Germany's government is falling short of its goal to deport significantly more rejected asylum applicants, a newspaper reports. More than 8,000 migrants have been removed so far this year, compared with 25,000 in 2016.
Within the first four months of the year, the German government has deported a significantly lower number of people compared with, according to a newspaper report on Saturday.
Citing information from Germany's Federal Police, Die Welt am Sonntag newspaper reported that, by the end of April, a total of 8,620 people had been sent back to their countries of origin after their asylum applications were rejected. The figures indicated a marked stagnation compared to last year, which saw a total of 25,375 deportations.
This year has also seen fewer rejected asylum applicants voluntarily return to their countries of origin. According to police figures, only 11,195 such voluntary return trips were approved during the first four months of the year.
In 2016, a total of 54,006 people chose the voluntary return program, which covers certain costs, including travel expenses.
German Chancellor Angela Merkel called for a "national effort" last year to encourage people whose asylum applications are rejected to return to their home countries.
'Lack of cooperation'
After the recent drop in the number of refugee applications, Merkel and the premiers of the 16 federal states declared that only people whose applications had been approved would be allowed to stay and all others "should leave Germany."
An Interior Ministry spokesperson told Die Welt that the reason for the lower repatriation figures is that an exceptional amount of people returned to their countries of origin last year.
"Repatriations and voluntary departures in 2016 took place to a particularly large extent in the West Balkan countries," she said.
Repatriations to other areas have proved to be much more difficult because of a "lack of cooperation" with other countries, according to the Interior Ministry.
A representative from Hesse's state Interior Ministry told the newspaper that deportations to North African countries have failed in the past because some of the people whose asylum applications have been rejected do not have travel documents.
The deportations have sparked several protests and political debates, particularly when people are sent back to Afghanistan. The German government had been sending Afghans back to supposed "safe" regions within their homeland.
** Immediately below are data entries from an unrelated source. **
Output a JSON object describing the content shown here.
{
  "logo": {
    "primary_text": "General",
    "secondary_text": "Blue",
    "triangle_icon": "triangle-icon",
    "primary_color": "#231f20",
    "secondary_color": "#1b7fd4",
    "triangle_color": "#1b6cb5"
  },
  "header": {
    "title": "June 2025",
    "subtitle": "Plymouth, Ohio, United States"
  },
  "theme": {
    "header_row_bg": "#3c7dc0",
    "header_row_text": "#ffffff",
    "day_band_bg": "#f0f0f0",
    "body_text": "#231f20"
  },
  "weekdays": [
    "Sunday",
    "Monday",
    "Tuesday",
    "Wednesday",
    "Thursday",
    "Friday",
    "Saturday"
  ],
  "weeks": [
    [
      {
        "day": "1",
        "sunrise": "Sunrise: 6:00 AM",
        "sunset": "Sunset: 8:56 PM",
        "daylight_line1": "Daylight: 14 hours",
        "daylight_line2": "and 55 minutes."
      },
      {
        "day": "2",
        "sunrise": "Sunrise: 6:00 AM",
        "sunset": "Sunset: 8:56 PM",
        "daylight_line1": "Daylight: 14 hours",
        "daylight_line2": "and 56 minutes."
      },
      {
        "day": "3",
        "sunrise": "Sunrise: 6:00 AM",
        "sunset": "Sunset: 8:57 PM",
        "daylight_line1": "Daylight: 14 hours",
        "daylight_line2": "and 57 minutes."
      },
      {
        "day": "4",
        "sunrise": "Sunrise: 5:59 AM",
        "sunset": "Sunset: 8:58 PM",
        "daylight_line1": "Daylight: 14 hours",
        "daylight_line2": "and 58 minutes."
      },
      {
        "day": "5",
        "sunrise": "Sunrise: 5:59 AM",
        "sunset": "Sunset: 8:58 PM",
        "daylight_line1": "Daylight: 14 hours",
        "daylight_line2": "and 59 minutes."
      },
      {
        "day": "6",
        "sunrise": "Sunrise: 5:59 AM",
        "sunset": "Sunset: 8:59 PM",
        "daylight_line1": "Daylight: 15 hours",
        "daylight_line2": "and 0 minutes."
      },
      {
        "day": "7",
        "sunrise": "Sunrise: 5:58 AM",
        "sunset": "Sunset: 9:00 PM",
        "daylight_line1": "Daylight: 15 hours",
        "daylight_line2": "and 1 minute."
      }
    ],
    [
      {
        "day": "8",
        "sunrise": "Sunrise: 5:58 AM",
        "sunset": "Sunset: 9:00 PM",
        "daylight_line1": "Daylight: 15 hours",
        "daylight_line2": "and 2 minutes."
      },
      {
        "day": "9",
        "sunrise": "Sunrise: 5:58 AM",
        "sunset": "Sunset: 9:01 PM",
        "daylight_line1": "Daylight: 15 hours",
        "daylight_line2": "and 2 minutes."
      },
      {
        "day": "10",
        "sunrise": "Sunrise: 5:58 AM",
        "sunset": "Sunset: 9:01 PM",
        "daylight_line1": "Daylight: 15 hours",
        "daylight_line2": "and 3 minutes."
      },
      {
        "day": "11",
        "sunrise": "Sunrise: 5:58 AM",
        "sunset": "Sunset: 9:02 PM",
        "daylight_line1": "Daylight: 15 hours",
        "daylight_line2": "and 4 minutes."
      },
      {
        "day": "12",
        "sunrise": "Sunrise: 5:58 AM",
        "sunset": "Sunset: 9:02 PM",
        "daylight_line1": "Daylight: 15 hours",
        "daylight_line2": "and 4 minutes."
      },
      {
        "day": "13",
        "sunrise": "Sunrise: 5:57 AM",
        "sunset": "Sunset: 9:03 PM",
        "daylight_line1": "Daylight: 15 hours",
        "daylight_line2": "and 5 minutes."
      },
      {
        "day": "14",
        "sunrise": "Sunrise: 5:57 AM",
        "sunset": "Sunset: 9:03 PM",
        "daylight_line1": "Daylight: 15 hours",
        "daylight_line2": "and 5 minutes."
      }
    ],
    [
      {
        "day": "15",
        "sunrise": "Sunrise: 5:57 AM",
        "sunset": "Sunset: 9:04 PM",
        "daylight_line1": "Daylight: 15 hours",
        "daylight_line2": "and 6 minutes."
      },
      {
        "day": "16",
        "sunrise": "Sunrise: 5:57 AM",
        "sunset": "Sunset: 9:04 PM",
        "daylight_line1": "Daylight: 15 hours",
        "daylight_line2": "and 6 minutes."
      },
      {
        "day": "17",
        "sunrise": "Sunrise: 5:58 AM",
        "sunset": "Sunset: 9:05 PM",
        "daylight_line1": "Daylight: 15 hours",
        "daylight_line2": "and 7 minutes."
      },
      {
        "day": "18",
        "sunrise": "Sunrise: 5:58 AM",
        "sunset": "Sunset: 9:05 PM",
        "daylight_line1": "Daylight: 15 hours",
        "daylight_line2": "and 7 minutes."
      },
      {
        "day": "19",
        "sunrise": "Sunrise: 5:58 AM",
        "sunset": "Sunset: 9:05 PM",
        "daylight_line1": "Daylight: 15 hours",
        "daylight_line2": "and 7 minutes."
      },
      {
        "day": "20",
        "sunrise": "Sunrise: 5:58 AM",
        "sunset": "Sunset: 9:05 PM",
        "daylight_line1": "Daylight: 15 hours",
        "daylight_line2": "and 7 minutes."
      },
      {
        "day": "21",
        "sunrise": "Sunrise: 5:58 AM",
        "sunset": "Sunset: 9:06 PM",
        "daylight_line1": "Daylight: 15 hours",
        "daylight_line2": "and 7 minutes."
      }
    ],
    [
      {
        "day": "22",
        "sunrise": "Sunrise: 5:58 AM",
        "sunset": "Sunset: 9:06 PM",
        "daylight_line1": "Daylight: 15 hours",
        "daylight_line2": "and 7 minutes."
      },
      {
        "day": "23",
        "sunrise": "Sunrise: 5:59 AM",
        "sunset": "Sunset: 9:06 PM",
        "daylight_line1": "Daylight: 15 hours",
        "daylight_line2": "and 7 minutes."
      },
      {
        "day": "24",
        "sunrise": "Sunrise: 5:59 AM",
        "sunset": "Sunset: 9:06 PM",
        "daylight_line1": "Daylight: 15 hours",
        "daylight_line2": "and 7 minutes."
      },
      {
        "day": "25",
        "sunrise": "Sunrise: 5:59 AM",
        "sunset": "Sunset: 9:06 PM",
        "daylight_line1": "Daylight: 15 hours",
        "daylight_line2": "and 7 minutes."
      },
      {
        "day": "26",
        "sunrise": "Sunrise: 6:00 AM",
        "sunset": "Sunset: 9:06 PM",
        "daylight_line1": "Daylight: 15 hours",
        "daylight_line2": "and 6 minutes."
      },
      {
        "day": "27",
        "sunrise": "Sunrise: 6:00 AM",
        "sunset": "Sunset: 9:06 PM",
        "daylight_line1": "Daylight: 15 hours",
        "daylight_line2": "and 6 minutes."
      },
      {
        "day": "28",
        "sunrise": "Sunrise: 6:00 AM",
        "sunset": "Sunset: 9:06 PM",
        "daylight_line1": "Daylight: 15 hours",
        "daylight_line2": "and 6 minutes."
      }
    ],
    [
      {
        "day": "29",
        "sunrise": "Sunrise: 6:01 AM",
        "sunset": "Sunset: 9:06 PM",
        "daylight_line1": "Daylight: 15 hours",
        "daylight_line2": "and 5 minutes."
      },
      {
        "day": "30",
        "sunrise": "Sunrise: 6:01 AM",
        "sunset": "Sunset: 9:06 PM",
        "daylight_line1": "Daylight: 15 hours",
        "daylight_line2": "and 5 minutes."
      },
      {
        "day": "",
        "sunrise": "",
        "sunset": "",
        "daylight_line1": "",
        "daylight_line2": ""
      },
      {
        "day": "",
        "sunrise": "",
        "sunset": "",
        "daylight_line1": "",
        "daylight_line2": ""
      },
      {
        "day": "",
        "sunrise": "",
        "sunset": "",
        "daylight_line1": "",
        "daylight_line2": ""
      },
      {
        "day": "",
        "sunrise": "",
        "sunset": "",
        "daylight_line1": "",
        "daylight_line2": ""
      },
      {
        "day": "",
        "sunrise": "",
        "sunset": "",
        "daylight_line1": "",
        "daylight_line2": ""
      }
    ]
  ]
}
Following this week's deadly bombing in Kabul, Merkel announced on Thursday that Germany would be temporarily suspending all deportations to Afghanistan.
rs/bw (AFP, epd, KNA)